ISLAMABAD: No response has been seen over the collection of garbage regarding the capital’s stuffed waste dumpsters by the Capital Development Authority (CDA) despite repeated public complaints, leaving the residents no option but to tolerate the foul odour and prepare for an outbreak of an infectious disease.
The placing of different sized waste bins all across the capital, an archaic strategy of the CDA to handle the generated trash, has left the capital’s denizens to breath in polluted air.
The trash trollies aimed at giving the city a civilised look are now becoming breeding places for mosquitoes and creating health hazards for the public as they are not covered properly.
The residents of different sectors including G-6, G-7, G-8, G-9, G-10, I-8, I-9, and I-10 complained about the untimely cleaning of these waste bins which was making them prone to communicable diseases like malaria, dengue and diarrhoea.
Talking to this agency, Metropolitan Corporation Islamabad (MCI) Director Sardar Khan Zimri said that the corporation was taking different measures to keep the city clean by fully utilising the resources at its disposal, however, he added that the paucity of funds to properly handle the trash generated in the capital was the biggest hindrance in the effective working of the MCI.
He said that the administration was also planning to outsource trash-picking to a private company for further streamlining the cleaning process.
Additionally, it was also working out different options to recycle the garbage and utilise it for constructive purposes like energy generation and production of organic fertilisers.

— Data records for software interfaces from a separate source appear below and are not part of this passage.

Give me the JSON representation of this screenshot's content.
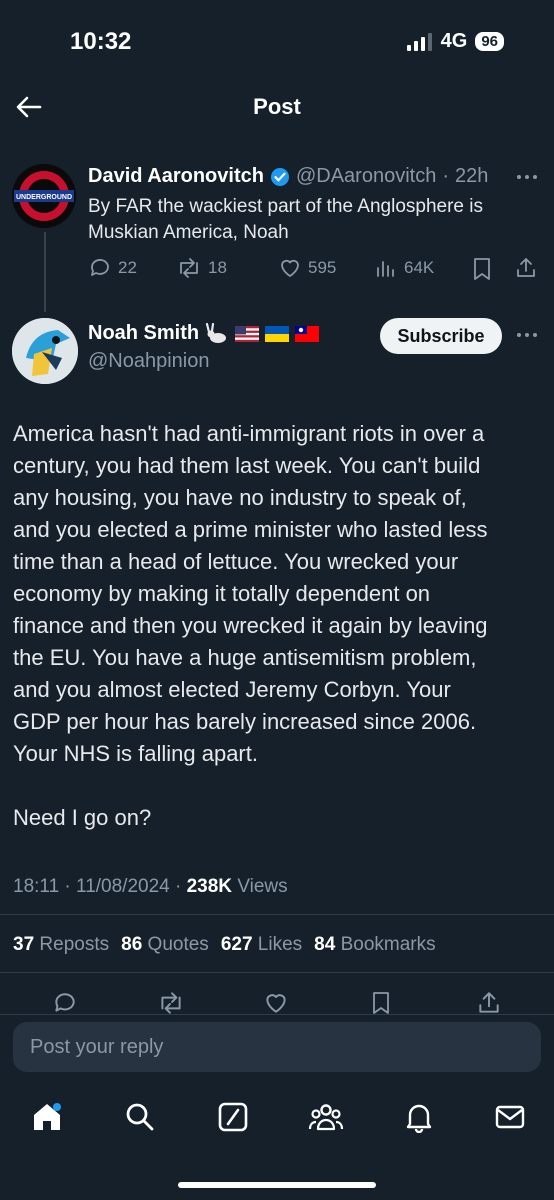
{
  "status": {
    "time": "10:32",
    "network": "4G",
    "battery": "96"
  },
  "header": {
    "title": "Post"
  },
  "parent_post": {
    "author": "David Aaronovitch",
    "handle": "@DAaronovitch",
    "age": "22h",
    "text_line1": "By FAR the wackiest part of the Anglosphere is",
    "text_line2": "Muskian America, Noah",
    "replies": "22",
    "reposts": "18",
    "likes": "595",
    "views": "64K",
    "avatar_text": "UNDERGROUND"
  },
  "main_post": {
    "author": "Noah Smith",
    "handle": "@Noahpinion",
    "subscribe_label": "Subscribe",
    "lines": [
      "America hasn't had anti-immigrant riots in over a",
      "century, you had them last week. You can't build",
      "any housing, you have no industry to speak of,",
      "and you elected a prime minister who lasted less",
      "time than a head of lettuce. You wrecked your",
      "economy by making it totally dependent on",
      "finance and then you wrecked it again by leaving",
      "the EU. You have a huge antisemitism problem,",
      "and you almost elected Jeremy Corbyn. Your",
      "GDP per hour has barely increased since 2006.",
      "Your NHS is falling apart."
    ],
    "closing": "Need I go on?",
    "time": "18:11",
    "date": "11/08/2024",
    "views_count": "238K",
    "views_label": "Views",
    "reposts_count": "37",
    "reposts_label": "Reposts",
    "quotes_count": "86",
    "quotes_label": "Quotes",
    "likes_count": "627",
    "likes_label": "Likes",
    "bookmarks_count": "84",
    "bookmarks_label": "Bookmarks"
  },
  "reply": {
    "placeholder": "Post your reply"
  },
  "colors": {
    "background": "#15202b",
    "accent": "#1d9bf0",
    "muted": "#8b98a5"
  }
}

However, there is a requirement of around Rs 1.25 billion for handling the total generated trash of the federal capital.
“The outsourcing scheme is operational in G-6, G-7, G-8, G-9, G-10, G-11 and I-8 sectors sine Augst. It was a pilot project that had given positive results,” he told.
The SMC director informed that the MCI was in the process of consultation about waste disposal without impacting the environment and general health with different entities.
Highlighting the options considered by the civic authority over the years, Zimri stressed for materialising the waste-to-energy plant project which would play a significant role in bringing down littering in the capital to zero in addition to providing the city with a civilised look.
“Some foreign companies have shown their desire to build the plants on Build Operate Transfer (BOT) basis. They have suggested charging $10 to $12 for converting one-ton of garbage into energy and then selling it to National Electric Power Regulatory Authority (NEPRA),” he informed.
He said that he had written thrice to the CDA for allocating a place for the waste to energy plant in Sanjrani, however, the matter was being dealt with a rather slow approach.
Polyclinic’s Dr Sharif Astori said that trash should be lifted daily as the bins mostly contain food waste, inviting bacteria to grow and affect the human respiratory system.
“Its initial breakdown and subsequent decomposition by the micro-organisms create an unpleasant smell and germs. The people who have to bear its smell all day might have a more aggressive behaviour,” the doctor said.
Muhammad Ishtiaq, a government employee in sector I-9, called for placing these waste-containers outside the localities and discouraging the practice of placing them before homes, shops, schools and playing grounds. “We are forced to keep our doors and windows shut only to avoid this uninvited adversity,” he lamented.
He urged the concerned authorities to at least apply insecticide or lime-powder on these over-stuffed dumpsters if could not transfer uncovered bins outside the localities.
A retired CDA employee on the condition of anonymity told APP that despite the lapse of over 50 years, no permanent garbage dumping site had been set up for the capital due to CDA’s own mishandling of the matter.
The city has witnessed relocation of dumping sites to sectors H-10, I-12, I-14, I-15 and then back to I-12 over the years.